- “The best case is that the CEO’s blog is mildly interesting. The worst case is that the CEO’s blog is deadly boring. The worst case is much more likely.”
- “If blogging killed your brand, you had a pretty weak brand already, and it probably deserved to die.”
Takeaway: There’s a lot of well thought out content and opinions here. Well worth a read (but remember the piece is now nearly seven years old).
The best quote here is “In a world where social media is revolutionizing the way we communicate, connect, and collaboate, more people are begging the question: “Should CEOs blog?” The better question would be: “Can your CEO blog well?”

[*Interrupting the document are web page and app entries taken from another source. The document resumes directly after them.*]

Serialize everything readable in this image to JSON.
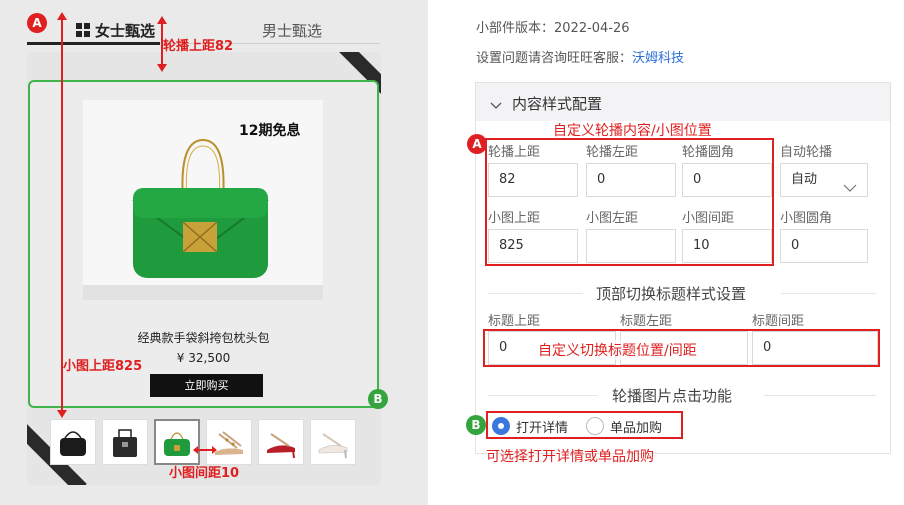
{
  "colors": {
    "accent": "#2a6fd6",
    "annotation_red": "#e02020",
    "annotation_green": "#33a43e"
  },
  "annotations": {
    "badge_a": "A",
    "badge_b": "B",
    "carousel_top": "轮播上距82",
    "thumb_top": "小图上距825",
    "thumb_gap": "小图间距10",
    "custom_carousel": "自定义轮播内容/小图位置",
    "custom_tab": "自定义切换标题位置/间距",
    "choose_detail": "可选择打开详情或单品加购"
  },
  "preview": {
    "tabs": [
      {
        "label": "女士甄选",
        "icon": "grid-icon"
      },
      {
        "label": "男士甄选"
      }
    ],
    "promo": "12期免息",
    "product_name": "经典款手袋斜挎包枕头包",
    "price": "¥ 32,500",
    "buy_button": "立即购买",
    "thumbnails": [
      "black-bag",
      "black-tote",
      "green-bag",
      "studded-sandal",
      "red-pump",
      "white-pump"
    ],
    "selected_thumb": 2
  },
  "config": {
    "version_label": "小部件版本：2022-04-26",
    "support_label": "设置问题请咨询旺旺客服：",
    "support_link": "沃姆科技",
    "section_title": "内容样式配置",
    "row1": [
      {
        "label": "轮播上距",
        "value": "82"
      },
      {
        "label": "轮播左距",
        "value": "0"
      },
      {
        "label": "轮播圆角",
        "value": "0"
      },
      {
        "label": "自动轮播",
        "value": "自动"
      }
    ],
    "row2": [
      {
        "label": "小图上距",
        "value": "825"
      },
      {
        "label": "小图左距",
        "value": ""
      },
      {
        "label": "小图间距",
        "value": "10"
      },
      {
        "label": "小图圆角",
        "value": "0"
      }
    ],
    "tab_section_title": "顶部切换标题样式设置",
    "tab_fields": [
      {
        "label": "标题上距",
        "value": "0"
      },
      {
        "label": "标题左距",
        "value": ""
      },
      {
        "label": "标题间距",
        "value": "0"
      }
    ],
    "click_section_title": "轮播图片点击功能",
    "click_options": [
      "打开详情",
      "单品加购"
    ],
    "click_selected": 0
  }
}
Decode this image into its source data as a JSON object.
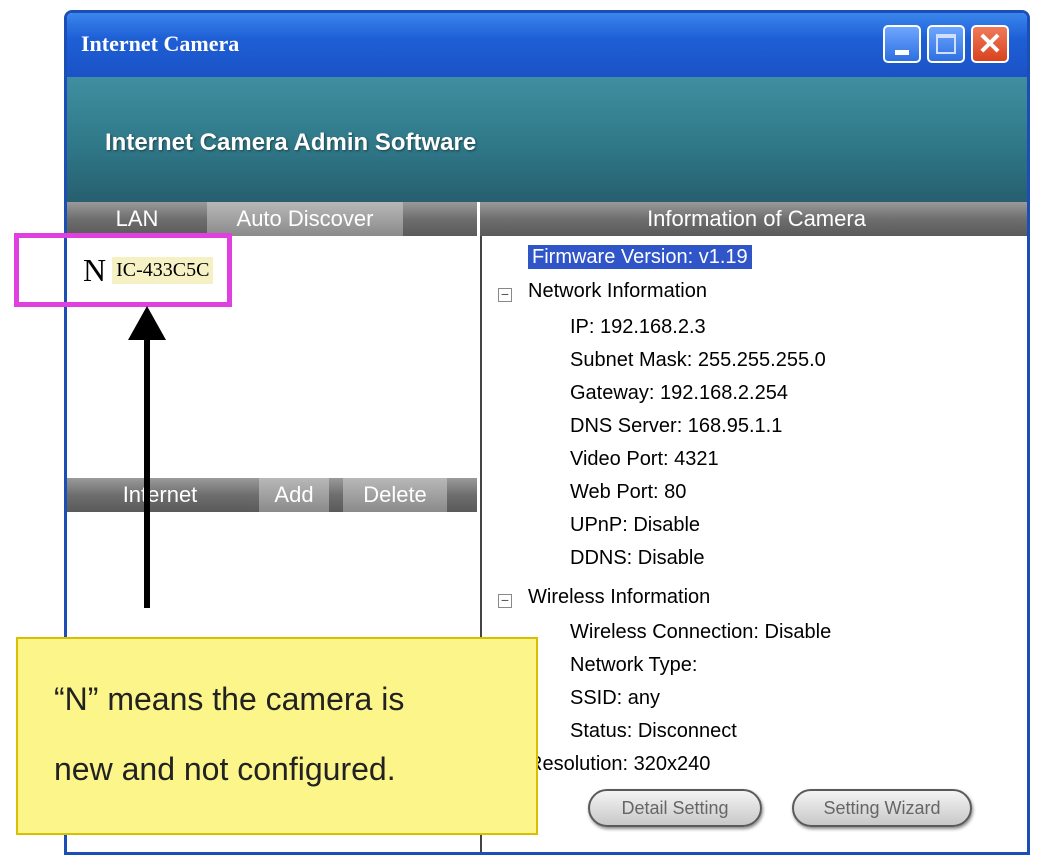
{
  "window": {
    "title": "Internet Camera",
    "banner": "Internet Camera Admin Software",
    "close_glyph": "✕"
  },
  "lan_bar": {
    "tab_lan": "LAN",
    "tab_auto_discover": "Auto Discover"
  },
  "info_bar": {
    "title": "Information of Camera"
  },
  "internet_bar": {
    "label": "Internet",
    "add": "Add",
    "delete": "Delete"
  },
  "device_list": [
    {
      "status": "N",
      "name": "IC-433C5C"
    }
  ],
  "camera_info": {
    "firmware": "Firmware Version: v1.19",
    "network_header": "Network Information",
    "network": [
      "IP:  192.168.2.3",
      "Subnet Mask:  255.255.255.0",
      "Gateway:  192.168.2.254",
      "DNS Server:  168.95.1.1",
      "Video Port:  4321",
      "Web Port:  80",
      "UPnP:  Disable",
      "DDNS:  Disable"
    ],
    "wireless_header": "Wireless Information",
    "wireless": [
      "Wireless Connection: Disable",
      "Network Type:",
      "SSID: any",
      "Status: Disconnect"
    ],
    "resolution": "Resolution: 320x240"
  },
  "buttons": {
    "detail_setting": "Detail Setting",
    "setting_wizard": "Setting Wizard"
  },
  "callout": {
    "line1": "“N” means the camera is",
    "line2": "new and not configured."
  }
}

This piece also contains an interview with Chris Hewitt, who argues strongly that “CEOs should most definitely share their voice through blogs. However, where to blog is the real question for me; I believe that CEOs should strictly create internal blogs for employees of their companies and not blog for the general public.”

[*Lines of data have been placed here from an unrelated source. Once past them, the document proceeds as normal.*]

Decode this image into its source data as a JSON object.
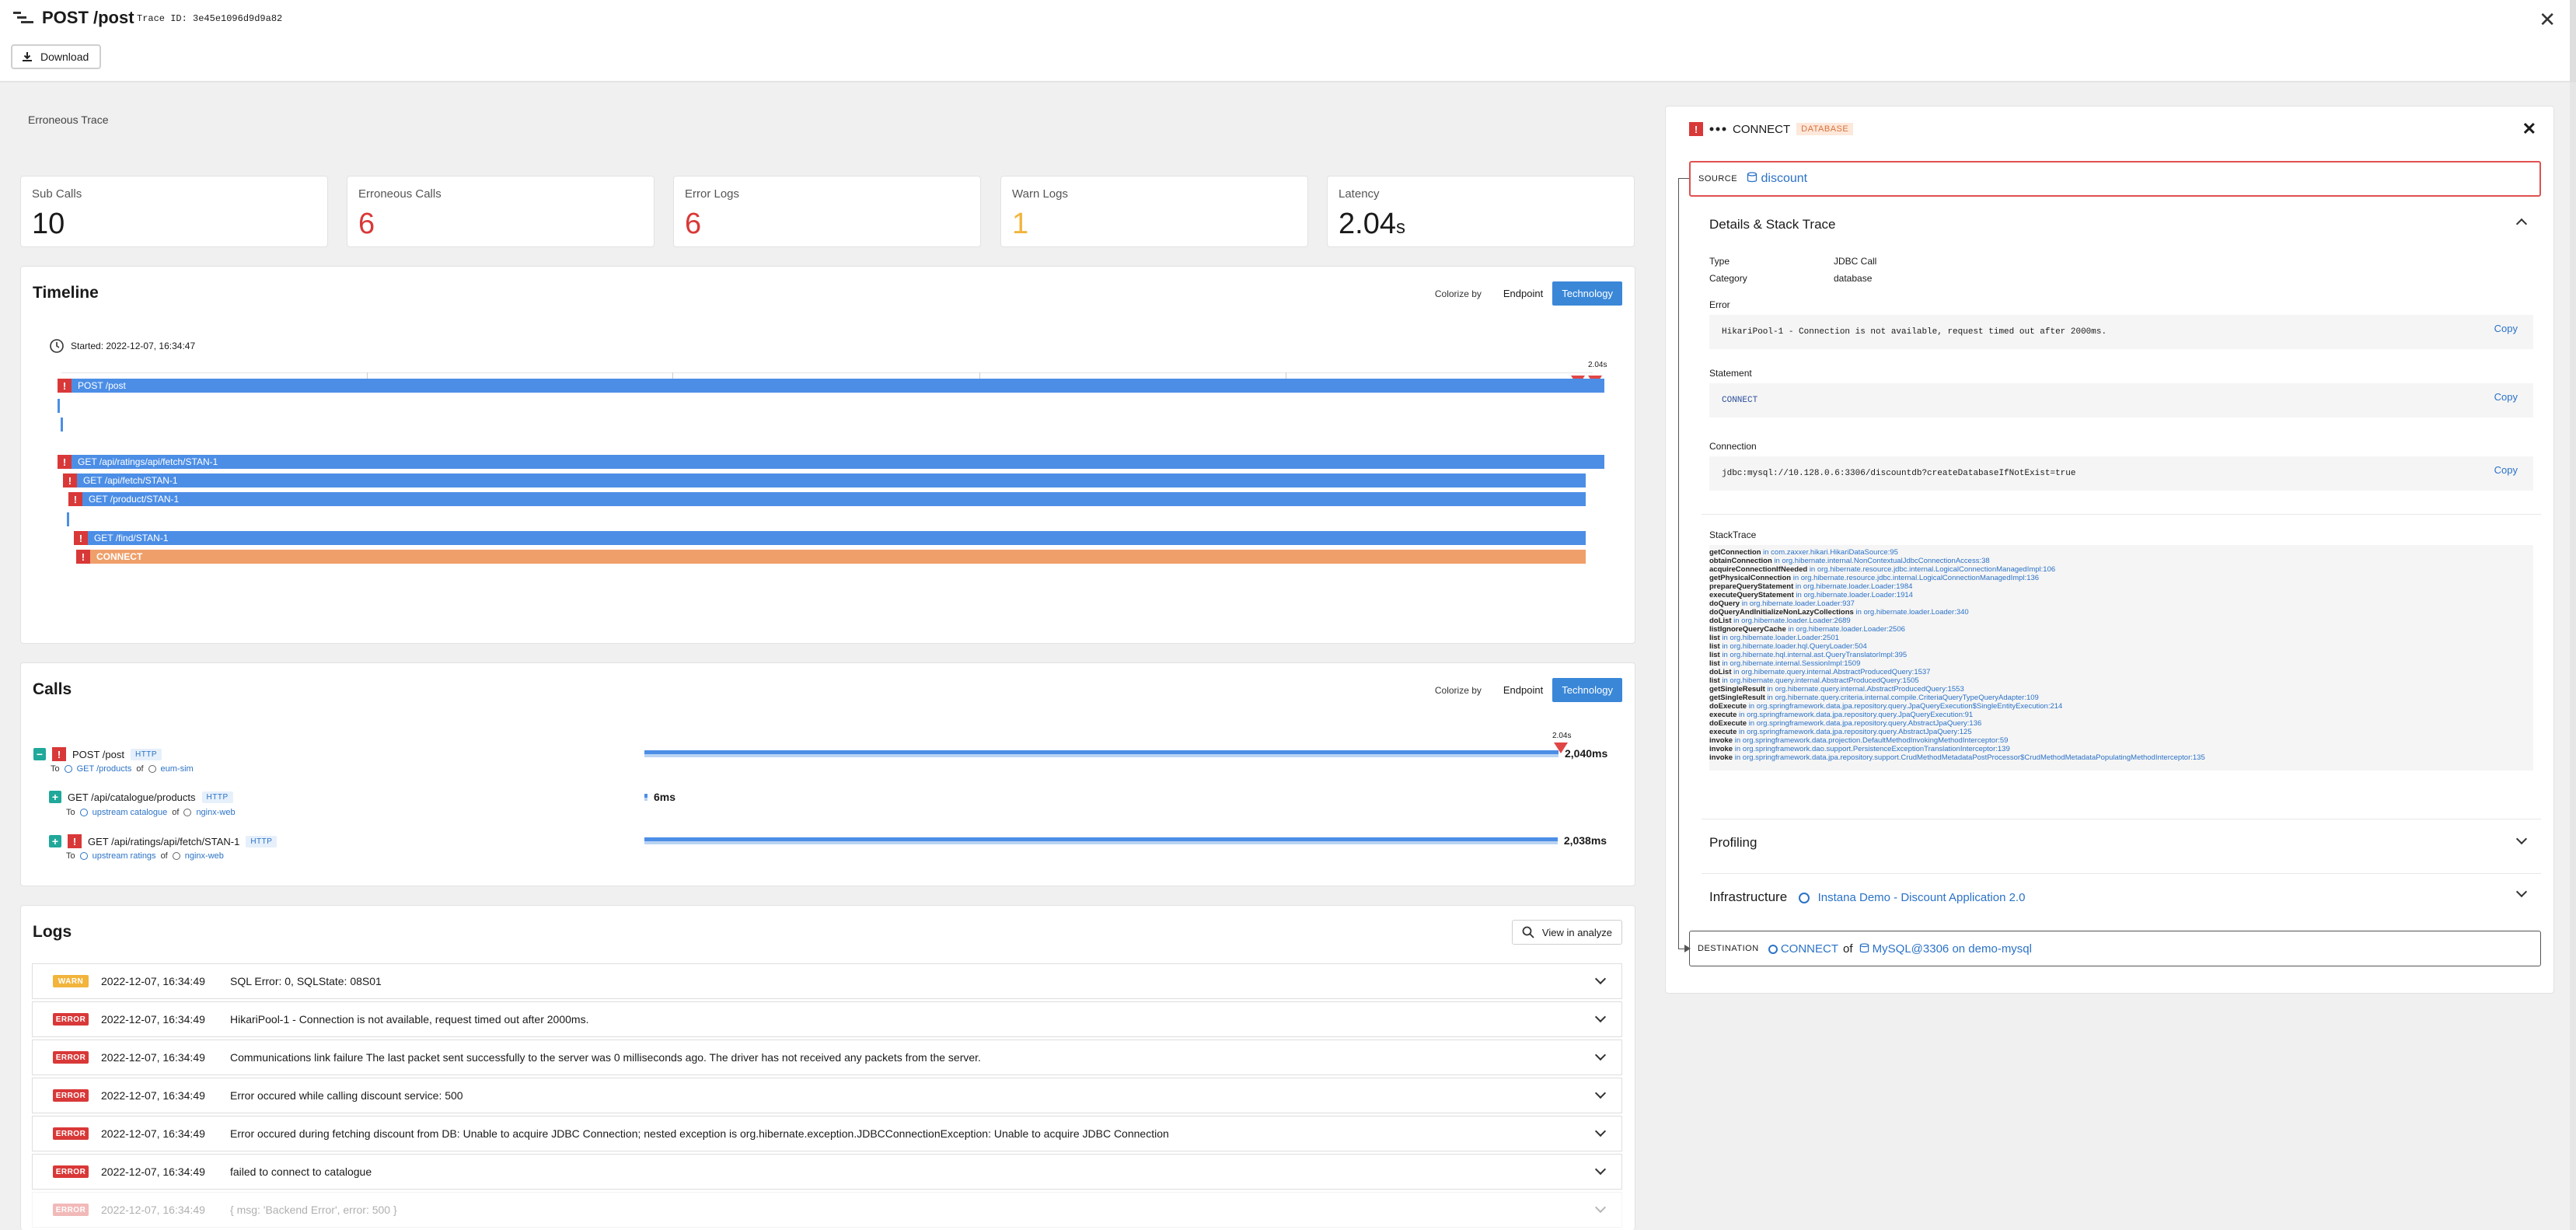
{
  "header": {
    "title": "POST /post",
    "trace_id": "Trace ID: 3e45e1096d9d9a82",
    "download_label": "Download",
    "close_glyph": "✕"
  },
  "main": {
    "erroneous_label": "Erroneous Trace",
    "stats": [
      {
        "label": "Sub Calls",
        "value": "10",
        "color": "#1a1a1a"
      },
      {
        "label": "Erroneous Calls",
        "value": "6",
        "color": "#d93838"
      },
      {
        "label": "Error Logs",
        "value": "6",
        "color": "#d93838"
      },
      {
        "label": "Warn Logs",
        "value": "1",
        "color": "#f2b43c"
      },
      {
        "label": "Latency",
        "value": "2.04",
        "unit": "s",
        "color": "#1a1a1a"
      }
    ],
    "timeline": {
      "title": "Timeline",
      "colorize_label": "Colorize by",
      "option_endpoint": "Endpoint",
      "option_technology": "Technology",
      "started": "Started: 2022-12-07, 16:34:47",
      "end_label": "2.04s",
      "spans": [
        {
          "label": "POST /post",
          "start": 0.0,
          "end": 1.0,
          "error": true,
          "color": "blue"
        },
        {
          "label": "GET /api/ratings/api/fetch/STAN-1",
          "start": 0.0,
          "end": 1.0,
          "error": true,
          "color": "blue"
        },
        {
          "label": "GET /api/fetch/STAN-1",
          "start": 0.002,
          "end": 0.988,
          "error": true,
          "color": "blue"
        },
        {
          "label": "GET /product/STAN-1",
          "start": 0.004,
          "end": 0.988,
          "error": true,
          "color": "blue"
        },
        {
          "label": "GET /find/STAN-1",
          "start": 0.006,
          "end": 0.988,
          "error": true,
          "color": "blue"
        },
        {
          "label": "CONNECT",
          "start": 0.006,
          "end": 0.988,
          "error": true,
          "color": "orange"
        }
      ]
    },
    "calls": {
      "title": "Calls",
      "colorize_label": "Colorize by",
      "option_endpoint": "Endpoint",
      "option_technology": "Technology",
      "end_label": "2.04s",
      "rows": [
        {
          "name": "POST /post",
          "tag": "HTTP",
          "to": "To",
          "target": "GET /products",
          "of": "of",
          "service": "eum-sim",
          "duration": "2,040ms",
          "toggle": "−",
          "error": true,
          "fraction": 1.0
        },
        {
          "name": "GET /api/catalogue/products",
          "tag": "HTTP",
          "to": "To",
          "target": "upstream catalogue",
          "of": "of",
          "service": "nginx-web",
          "duration": "6ms",
          "toggle": "+",
          "error": false,
          "fraction": 0.003
        },
        {
          "name": "GET /api/ratings/api/fetch/STAN-1",
          "tag": "HTTP",
          "to": "To",
          "target": "upstream ratings",
          "of": "of",
          "service": "nginx-web",
          "duration": "2,038ms",
          "toggle": "+",
          "error": true,
          "fraction": 0.999
        }
      ]
    },
    "logs": {
      "title": "Logs",
      "view_label": "View in analyze",
      "rows": [
        {
          "level": "WARN",
          "time": "2022-12-07, 16:34:49",
          "message": "SQL Error: 0, SQLState: 08S01"
        },
        {
          "level": "ERROR",
          "time": "2022-12-07, 16:34:49",
          "message": "HikariPool-1 - Connection is not available, request timed out after 2000ms."
        },
        {
          "level": "ERROR",
          "time": "2022-12-07, 16:34:49",
          "message": "Communications link failure The last packet sent successfully to the server was 0 milliseconds ago. The driver has not received any packets from the server."
        },
        {
          "level": "ERROR",
          "time": "2022-12-07, 16:34:49",
          "message": "Error occured while calling discount service: 500"
        },
        {
          "level": "ERROR",
          "time": "2022-12-07, 16:34:49",
          "message": "Error occured during fetching discount from DB: Unable to acquire JDBC Connection; nested exception is org.hibernate.exception.JDBCConnectionException: Unable to acquire JDBC Connection"
        },
        {
          "level": "ERROR",
          "time": "2022-12-07, 16:34:49",
          "message": "failed to connect to catalogue"
        },
        {
          "level": "ERROR",
          "time": "2022-12-07, 16:34:49",
          "message": "{ msg: 'Backend Error', error: 500 }"
        }
      ]
    }
  },
  "detail": {
    "title": "CONNECT",
    "tag": "DATABASE",
    "close": "✕",
    "source_label": "SOURCE",
    "source_value": "discount",
    "details_title": "Details & Stack Trace",
    "type_key": "Type",
    "type_value": "JDBC Call",
    "category_key": "Category",
    "category_value": "database",
    "error_label": "Error",
    "error_value": "HikariPool-1 - Connection is not available, request timed out after 2000ms.",
    "statement_label": "Statement",
    "statement_value": "CONNECT",
    "connection_label": "Connection",
    "connection_value": "jdbc:mysql://10.128.0.6:3306/discountdb?createDatabaseIfNotExist=true",
    "copy_label": "Copy",
    "stack_label": "StackTrace",
    "stack": [
      {
        "m": "getConnection",
        "p": "in com.zaxxer.hikari.HikariDataSource:95"
      },
      {
        "m": "obtainConnection",
        "p": "in org.hibernate.internal.NonContextualJdbcConnectionAccess:38"
      },
      {
        "m": "acquireConnectionIfNeeded",
        "p": "in org.hibernate.resource.jdbc.internal.LogicalConnectionManagedImpl:106"
      },
      {
        "m": "getPhysicalConnection",
        "p": "in org.hibernate.resource.jdbc.internal.LogicalConnectionManagedImpl:136"
      },
      {
        "m": "prepareQueryStatement",
        "p": "in org.hibernate.loader.Loader:1984"
      },
      {
        "m": "executeQueryStatement",
        "p": "in org.hibernate.loader.Loader:1914"
      },
      {
        "m": "doQuery",
        "p": "in org.hibernate.loader.Loader:937"
      },
      {
        "m": "doQueryAndInitializeNonLazyCollections",
        "p": "in org.hibernate.loader.Loader:340"
      },
      {
        "m": "doList",
        "p": "in org.hibernate.loader.Loader:2689"
      },
      {
        "m": "listIgnoreQueryCache",
        "p": "in org.hibernate.loader.Loader:2506"
      },
      {
        "m": "list",
        "p": "in org.hibernate.loader.Loader:2501"
      },
      {
        "m": "list",
        "p": "in org.hibernate.loader.hql.QueryLoader:504"
      },
      {
        "m": "list",
        "p": "in org.hibernate.hql.internal.ast.QueryTranslatorImpl:395"
      },
      {
        "m": "list",
        "p": "in org.hibernate.internal.SessionImpl:1509"
      },
      {
        "m": "doList",
        "p": "in org.hibernate.query.internal.AbstractProducedQuery:1537"
      },
      {
        "m": "list",
        "p": "in org.hibernate.query.internal.AbstractProducedQuery:1505"
      },
      {
        "m": "getSingleResult",
        "p": "in org.hibernate.query.internal.AbstractProducedQuery:1553"
      },
      {
        "m": "getSingleResult",
        "p": "in org.hibernate.query.criteria.internal.compile.CriteriaQueryTypeQueryAdapter:109"
      },
      {
        "m": "doExecute",
        "p": "in org.springframework.data.jpa.repository.query.JpaQueryExecution$SingleEntityExecution:214"
      },
      {
        "m": "execute",
        "p": "in org.springframework.data.jpa.repository.query.JpaQueryExecution:91"
      },
      {
        "m": "doExecute",
        "p": "in org.springframework.data.jpa.repository.query.AbstractJpaQuery:136"
      },
      {
        "m": "execute",
        "p": "in org.springframework.data.jpa.repository.query.AbstractJpaQuery:125"
      },
      {
        "m": "invoke",
        "p": "in org.springframework.data.projection.DefaultMethodInvokingMethodInterceptor:59"
      },
      {
        "m": "invoke",
        "p": "in org.springframework.dao.support.PersistenceExceptionTranslationInterceptor:139"
      },
      {
        "m": "invoke",
        "p": "in org.springframework.data.jpa.repository.support.CrudMethodMetadataPostProcessor$CrudMethodMetadataPopulatingMethodInterceptor:135"
      }
    ],
    "profiling_title": "Profiling",
    "infra_title": "Infrastructure",
    "infra_value": "Instana Demo - Discount Application 2.0",
    "destination_label": "DESTINATION",
    "destination_call": "CONNECT",
    "destination_of": "of",
    "destination_service": "MySQL@3306 on demo-mysql"
  }
}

Takeaway: A great followup piece from Kim, again well worth the read.
A session at the 2008 Milken conference featuring some big names in:
- David Meerman Scott, Viral Marketing Strategist
- Hope Boonshaft, Executive Vice President and General Manager, Hill & Knowlton
- Jason Calacanis, Founder and CEO, Mahalo.com
- Steven Rubenstein, President, Rubenstein Communications Inc.
Whilst there’s no video available, the session writeup makes for interesting reading about the past, present and future of PR:
- The panel discussed the need for CEOs to learn to blog, use new social networking tools and learn how to facilitate public conversations. CEOs should be in the trenches, not hiding behind their desks. “You’ve got to get in the game!” Boonshaft urged.
- Scott concluded the session by asking the panelists: “If you were sitting with the ‘Governator’ and he asked you for the most important keys to blogging, what would you tell him?” The answers included creating an organic dialogue, honesty, creating a platform for information exchange, transparency, respect … and a little bit of pizzazz.
Takeaway: Some interesting perspectives, but a relatively short writeup (it’s a shame there’s no video).
Andy Crestodina touches on the many natural advantages the CEO brings to the table when blogging. Two worth mentioning are:
- Leverage your title to get access:“You have an unfair PR advantage: your CEO title. Because of this title no one in your company will have an easier time getting press than you. You can use this title to get interviews and press mentions.”
- Delegate completion of content:“You’re busy. As CEO, your time is one of the most precious assets within your business. But you’re a manager, so know one knows better than you how to leverage the support of your team.”
Takeaway: Simple and practical tips, many of which are common sense.
More general resources on corporate blogging:
In addition to these CEO blog resources, there’s also plenty written on corporate blogging. These are some of the best resources that you’ll get value from: